After the close of the conference, the NIAA co - hosted an important forum BVD: an "Industry Prevention Strategies & Solutions Forum" with the National Cattlemen's Beef Association. The presentation from the Forum is available HERE.
Click here to view the proceedings. Select "Video" next to the speaker’s presentation to go directly to their presentation.
Grazing Livestock Nutrition Conference Set for July
There's only two months left before the 5th Grazing Livestock Nutrition Conference! This year's event is scheduled for Sunday, July 17, through Tuesday, July 19, at Canyons Resort in Park City, Utah.
The meeting will focus on enhancing management, production, and sustainability of grazing ruminants in extensive landscapes. The event will include exciting and informative plenary sessions, posters, and networking opportunities.
From now until Thursday, June 2, the cost of regular registration is $250 and the cost of student registration is $150.
If you'd like to feature your organization's event in an upcoming issue of the Animal Science Monitor, please send your information to firstname.lastname@example.org.
Target Career Success with a Targeting Excellence Scholarship!
If you're applying for graduate programs in food animal agriculture or already enrolled, then you may be interested in scholarships offered by the non-profit organization Targeting Excellence. These scholarships are for undergraduates, as well as graduate students who are planning careers in food animal agriculture.
With the high cost of higher education, it only makes sense to plan ahead and apply for any and all available scholarships.

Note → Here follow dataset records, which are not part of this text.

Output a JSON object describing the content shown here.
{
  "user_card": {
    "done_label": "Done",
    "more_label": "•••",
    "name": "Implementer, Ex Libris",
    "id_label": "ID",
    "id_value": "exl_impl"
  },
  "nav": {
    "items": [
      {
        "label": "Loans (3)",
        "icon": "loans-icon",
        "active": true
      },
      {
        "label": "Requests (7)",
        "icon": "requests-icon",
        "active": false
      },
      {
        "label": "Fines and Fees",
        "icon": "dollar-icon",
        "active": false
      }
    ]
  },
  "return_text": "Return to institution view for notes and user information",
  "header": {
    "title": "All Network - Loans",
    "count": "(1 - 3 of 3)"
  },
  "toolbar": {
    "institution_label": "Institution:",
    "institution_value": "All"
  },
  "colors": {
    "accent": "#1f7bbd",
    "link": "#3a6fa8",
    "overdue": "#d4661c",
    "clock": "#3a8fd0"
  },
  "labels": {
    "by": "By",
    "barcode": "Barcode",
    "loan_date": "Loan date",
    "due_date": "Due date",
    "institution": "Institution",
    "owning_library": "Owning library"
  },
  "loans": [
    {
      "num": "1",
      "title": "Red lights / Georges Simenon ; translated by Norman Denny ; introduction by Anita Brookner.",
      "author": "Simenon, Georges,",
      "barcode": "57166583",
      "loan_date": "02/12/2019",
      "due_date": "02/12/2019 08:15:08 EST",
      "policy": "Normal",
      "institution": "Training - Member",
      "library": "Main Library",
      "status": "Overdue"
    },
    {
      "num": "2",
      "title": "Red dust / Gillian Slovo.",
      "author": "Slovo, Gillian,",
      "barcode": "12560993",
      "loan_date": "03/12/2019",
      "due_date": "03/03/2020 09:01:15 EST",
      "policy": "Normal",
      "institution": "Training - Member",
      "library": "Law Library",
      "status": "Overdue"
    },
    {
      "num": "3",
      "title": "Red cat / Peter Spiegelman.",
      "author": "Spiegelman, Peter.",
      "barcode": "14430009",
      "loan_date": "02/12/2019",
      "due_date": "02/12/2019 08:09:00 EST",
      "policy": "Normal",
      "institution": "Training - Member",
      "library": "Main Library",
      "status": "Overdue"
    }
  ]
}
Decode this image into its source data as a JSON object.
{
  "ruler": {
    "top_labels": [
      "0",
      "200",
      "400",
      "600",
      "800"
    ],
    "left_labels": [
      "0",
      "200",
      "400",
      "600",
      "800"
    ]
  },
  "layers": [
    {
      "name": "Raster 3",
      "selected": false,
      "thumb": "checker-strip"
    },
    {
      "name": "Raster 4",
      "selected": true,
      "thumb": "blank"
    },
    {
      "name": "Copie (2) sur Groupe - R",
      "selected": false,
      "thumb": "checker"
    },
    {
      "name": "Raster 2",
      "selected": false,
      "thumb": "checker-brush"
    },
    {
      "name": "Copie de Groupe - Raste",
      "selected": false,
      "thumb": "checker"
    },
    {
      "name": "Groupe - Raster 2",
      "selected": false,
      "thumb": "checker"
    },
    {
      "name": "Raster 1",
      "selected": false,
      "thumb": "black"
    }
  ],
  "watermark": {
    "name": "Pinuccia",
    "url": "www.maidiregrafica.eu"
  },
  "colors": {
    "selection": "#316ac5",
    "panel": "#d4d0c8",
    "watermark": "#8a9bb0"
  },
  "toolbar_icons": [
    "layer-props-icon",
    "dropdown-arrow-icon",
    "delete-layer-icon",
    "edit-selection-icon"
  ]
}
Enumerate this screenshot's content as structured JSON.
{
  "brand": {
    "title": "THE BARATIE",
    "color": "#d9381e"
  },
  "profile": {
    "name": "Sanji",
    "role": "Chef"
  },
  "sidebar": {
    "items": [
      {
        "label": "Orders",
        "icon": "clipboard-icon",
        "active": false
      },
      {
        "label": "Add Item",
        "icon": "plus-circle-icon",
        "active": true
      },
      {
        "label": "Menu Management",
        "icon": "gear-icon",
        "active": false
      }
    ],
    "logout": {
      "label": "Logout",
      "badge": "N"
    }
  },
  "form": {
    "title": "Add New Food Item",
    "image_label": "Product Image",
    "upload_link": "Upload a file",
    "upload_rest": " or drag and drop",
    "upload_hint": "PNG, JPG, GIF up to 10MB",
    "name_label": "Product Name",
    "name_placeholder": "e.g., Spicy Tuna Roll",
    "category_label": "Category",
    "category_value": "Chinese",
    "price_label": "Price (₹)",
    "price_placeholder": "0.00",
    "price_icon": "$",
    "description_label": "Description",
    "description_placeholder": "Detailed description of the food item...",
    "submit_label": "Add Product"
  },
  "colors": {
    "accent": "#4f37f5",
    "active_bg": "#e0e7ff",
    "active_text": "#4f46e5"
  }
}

You may want to start getting organized now to meet the qualification and application requirements for 2017, when a total of $165,000 will be awarded to deserving students, including those attending graduate programs.
If you're a top student and highly motivated to land a job in the industry, then it may benefit you to attend one of Targeting Excellence's fundraising events. This will give you an opportunity to meet key professionals in the industry. In fact, students attending events will be given top priority in awarding scholarships.
Events this year will be held in Iowa, Pennsylvania, Minnesota, Ohio, and North Carolina starting in late June. You can sign up on www.targetingexcellence.org to receive the organization's email newsletter containing all of the details, including dates and specific locations. Students are NOT charged for attending and participating in these all-day events.
The qualifications and application process are fairly straightforward and spelled out in detail on the website. Submissions must be accompanied by two references. One is required to be from a professor in animal agriculture and the other must be from a professional working within the industry. This could be someone you meet and get to know at one of the events.
Because students fully participate in these clay shooting events, you will have a chance to get to know more about the industry and meet the kinds of professionals who could actually offer you a job upon graduation. These opportunities are not easy to come by, so don?t get left behind. Good luck!